[Interface dataset entries]
[Start of Attachment]
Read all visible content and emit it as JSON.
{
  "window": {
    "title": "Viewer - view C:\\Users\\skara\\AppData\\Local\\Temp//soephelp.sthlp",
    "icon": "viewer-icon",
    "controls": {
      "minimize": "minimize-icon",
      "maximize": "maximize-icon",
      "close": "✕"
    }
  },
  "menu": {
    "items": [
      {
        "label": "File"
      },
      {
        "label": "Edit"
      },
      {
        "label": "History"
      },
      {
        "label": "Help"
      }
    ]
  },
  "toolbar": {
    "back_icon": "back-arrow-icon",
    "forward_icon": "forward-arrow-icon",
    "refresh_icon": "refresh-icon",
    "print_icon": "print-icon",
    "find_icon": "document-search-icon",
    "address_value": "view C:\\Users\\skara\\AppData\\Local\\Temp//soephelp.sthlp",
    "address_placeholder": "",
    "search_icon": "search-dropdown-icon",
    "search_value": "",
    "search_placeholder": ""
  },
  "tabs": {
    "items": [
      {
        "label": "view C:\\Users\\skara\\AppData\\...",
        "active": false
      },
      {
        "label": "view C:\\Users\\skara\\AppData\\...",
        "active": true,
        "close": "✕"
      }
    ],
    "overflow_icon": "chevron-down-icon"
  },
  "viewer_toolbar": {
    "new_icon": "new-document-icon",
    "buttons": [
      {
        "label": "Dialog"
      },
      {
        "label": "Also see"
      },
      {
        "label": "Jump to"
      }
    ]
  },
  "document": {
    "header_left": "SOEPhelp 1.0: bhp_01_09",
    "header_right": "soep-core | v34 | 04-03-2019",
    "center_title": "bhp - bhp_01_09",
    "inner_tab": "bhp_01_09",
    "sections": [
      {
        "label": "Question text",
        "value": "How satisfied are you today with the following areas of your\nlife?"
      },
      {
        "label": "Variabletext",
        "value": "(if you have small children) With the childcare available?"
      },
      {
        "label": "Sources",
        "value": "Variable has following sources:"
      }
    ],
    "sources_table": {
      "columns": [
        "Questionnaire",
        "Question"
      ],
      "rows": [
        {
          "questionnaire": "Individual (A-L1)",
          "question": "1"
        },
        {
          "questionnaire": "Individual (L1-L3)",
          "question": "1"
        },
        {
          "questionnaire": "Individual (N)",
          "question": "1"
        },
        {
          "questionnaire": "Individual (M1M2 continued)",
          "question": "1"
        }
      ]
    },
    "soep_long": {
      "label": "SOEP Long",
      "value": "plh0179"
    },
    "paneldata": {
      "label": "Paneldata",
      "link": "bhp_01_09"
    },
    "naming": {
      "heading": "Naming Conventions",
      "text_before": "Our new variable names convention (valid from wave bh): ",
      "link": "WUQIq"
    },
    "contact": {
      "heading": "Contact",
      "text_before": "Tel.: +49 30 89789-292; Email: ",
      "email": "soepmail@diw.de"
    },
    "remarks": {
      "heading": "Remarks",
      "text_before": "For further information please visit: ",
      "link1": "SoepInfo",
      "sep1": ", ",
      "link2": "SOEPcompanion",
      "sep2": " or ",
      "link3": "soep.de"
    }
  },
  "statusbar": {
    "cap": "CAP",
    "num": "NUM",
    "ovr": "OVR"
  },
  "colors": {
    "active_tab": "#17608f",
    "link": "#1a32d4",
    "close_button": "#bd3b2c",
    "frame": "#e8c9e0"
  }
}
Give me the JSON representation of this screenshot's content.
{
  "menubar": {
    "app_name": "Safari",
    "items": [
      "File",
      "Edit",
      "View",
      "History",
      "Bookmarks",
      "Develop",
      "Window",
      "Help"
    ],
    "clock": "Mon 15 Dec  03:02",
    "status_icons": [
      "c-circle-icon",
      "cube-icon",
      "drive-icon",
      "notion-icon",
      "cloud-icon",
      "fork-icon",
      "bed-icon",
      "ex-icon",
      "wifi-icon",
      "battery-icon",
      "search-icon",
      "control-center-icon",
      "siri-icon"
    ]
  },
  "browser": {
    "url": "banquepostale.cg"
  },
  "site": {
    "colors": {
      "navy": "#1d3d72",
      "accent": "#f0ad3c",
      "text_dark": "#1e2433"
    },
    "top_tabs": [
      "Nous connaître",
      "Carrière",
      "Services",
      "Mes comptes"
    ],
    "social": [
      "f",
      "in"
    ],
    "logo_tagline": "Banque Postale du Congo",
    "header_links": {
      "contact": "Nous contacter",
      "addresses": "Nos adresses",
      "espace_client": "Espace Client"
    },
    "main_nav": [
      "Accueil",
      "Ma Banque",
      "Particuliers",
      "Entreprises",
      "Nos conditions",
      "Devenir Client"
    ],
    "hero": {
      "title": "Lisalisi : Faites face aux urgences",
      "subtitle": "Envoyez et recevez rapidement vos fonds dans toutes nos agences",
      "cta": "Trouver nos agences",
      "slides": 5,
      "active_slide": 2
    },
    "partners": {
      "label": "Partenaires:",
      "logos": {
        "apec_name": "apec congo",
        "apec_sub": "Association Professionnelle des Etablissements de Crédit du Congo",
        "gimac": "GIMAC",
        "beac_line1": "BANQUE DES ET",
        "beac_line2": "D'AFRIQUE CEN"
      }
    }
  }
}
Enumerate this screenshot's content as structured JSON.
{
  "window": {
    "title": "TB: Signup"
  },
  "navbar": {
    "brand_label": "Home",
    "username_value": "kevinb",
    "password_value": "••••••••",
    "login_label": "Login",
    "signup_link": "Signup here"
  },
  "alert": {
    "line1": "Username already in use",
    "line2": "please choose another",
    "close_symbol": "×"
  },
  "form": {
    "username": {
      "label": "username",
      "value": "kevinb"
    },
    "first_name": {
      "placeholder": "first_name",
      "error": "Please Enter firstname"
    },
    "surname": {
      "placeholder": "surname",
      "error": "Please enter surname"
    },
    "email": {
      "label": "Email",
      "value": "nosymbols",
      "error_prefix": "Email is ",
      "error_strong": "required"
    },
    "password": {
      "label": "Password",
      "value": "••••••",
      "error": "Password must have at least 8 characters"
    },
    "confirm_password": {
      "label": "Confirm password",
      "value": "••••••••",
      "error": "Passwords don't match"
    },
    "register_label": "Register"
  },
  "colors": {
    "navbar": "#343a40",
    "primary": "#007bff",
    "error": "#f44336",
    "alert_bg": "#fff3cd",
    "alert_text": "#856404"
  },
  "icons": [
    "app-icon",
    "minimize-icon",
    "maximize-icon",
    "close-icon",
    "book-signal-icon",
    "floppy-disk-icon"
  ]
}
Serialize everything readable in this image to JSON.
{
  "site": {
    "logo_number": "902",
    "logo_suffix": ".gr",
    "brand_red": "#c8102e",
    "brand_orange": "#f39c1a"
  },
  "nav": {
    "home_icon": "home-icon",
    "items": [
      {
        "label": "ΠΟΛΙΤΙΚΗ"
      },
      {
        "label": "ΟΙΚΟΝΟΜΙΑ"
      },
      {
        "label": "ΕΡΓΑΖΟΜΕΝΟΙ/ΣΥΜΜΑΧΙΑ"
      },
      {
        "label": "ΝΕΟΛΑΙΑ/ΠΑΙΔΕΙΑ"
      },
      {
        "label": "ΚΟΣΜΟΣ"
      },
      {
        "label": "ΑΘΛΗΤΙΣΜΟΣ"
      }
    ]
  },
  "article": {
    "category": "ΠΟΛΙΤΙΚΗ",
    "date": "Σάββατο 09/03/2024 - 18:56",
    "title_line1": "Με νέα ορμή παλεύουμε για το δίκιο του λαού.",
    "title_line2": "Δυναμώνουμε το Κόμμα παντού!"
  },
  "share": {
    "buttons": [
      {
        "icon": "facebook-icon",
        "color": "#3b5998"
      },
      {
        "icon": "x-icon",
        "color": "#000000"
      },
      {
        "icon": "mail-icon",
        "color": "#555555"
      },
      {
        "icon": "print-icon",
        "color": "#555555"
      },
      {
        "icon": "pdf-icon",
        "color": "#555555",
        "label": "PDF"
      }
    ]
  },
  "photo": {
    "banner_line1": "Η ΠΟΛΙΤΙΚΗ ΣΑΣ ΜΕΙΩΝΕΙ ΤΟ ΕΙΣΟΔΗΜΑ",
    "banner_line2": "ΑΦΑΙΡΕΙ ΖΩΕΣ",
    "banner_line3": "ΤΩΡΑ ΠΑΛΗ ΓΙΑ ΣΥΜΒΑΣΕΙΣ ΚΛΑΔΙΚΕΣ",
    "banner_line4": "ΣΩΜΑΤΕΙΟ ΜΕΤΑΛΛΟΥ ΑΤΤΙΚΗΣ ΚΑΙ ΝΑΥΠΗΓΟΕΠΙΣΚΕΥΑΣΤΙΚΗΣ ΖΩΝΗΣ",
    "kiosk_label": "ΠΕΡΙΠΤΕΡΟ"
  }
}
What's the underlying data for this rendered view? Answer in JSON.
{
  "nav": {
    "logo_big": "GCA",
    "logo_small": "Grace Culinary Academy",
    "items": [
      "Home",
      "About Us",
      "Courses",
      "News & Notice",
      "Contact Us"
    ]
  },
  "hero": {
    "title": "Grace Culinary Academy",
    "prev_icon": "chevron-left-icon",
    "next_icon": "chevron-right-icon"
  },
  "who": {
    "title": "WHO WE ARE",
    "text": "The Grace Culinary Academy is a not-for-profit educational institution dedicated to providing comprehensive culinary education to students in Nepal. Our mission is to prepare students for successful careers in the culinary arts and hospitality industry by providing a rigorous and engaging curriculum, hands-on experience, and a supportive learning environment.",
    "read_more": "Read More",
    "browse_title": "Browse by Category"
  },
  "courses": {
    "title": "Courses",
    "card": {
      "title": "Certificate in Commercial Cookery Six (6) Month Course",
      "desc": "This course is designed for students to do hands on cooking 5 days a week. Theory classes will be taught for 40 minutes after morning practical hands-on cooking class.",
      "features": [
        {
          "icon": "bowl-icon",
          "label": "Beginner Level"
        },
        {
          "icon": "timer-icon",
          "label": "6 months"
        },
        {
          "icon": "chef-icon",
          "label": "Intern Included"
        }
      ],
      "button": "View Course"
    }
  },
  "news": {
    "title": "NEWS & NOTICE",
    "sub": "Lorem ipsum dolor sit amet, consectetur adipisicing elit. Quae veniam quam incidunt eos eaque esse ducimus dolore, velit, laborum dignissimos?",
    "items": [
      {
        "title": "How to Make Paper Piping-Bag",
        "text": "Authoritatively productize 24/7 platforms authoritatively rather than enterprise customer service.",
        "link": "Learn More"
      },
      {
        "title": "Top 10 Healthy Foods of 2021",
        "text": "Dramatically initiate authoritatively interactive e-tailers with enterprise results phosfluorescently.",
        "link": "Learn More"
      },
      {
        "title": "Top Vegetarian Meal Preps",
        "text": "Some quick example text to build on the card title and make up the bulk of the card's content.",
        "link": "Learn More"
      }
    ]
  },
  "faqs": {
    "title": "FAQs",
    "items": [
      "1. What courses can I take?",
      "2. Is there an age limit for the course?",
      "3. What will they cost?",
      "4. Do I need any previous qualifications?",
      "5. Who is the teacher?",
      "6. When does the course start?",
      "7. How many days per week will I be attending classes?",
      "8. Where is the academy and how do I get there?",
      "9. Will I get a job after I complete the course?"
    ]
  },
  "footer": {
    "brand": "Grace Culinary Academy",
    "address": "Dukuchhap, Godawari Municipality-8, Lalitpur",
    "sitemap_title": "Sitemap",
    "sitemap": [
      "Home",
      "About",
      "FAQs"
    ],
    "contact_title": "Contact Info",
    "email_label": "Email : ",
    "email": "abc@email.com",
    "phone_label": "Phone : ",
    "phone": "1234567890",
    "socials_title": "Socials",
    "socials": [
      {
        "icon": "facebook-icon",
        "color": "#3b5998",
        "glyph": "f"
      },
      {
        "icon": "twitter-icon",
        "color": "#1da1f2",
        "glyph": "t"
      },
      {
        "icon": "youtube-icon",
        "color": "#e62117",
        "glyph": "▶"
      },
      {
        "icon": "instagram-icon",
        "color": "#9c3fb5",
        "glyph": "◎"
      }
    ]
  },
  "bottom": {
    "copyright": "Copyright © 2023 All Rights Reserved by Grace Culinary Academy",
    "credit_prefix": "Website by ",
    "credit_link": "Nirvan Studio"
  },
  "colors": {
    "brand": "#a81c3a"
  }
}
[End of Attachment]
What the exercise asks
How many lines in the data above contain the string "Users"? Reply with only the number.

Output
4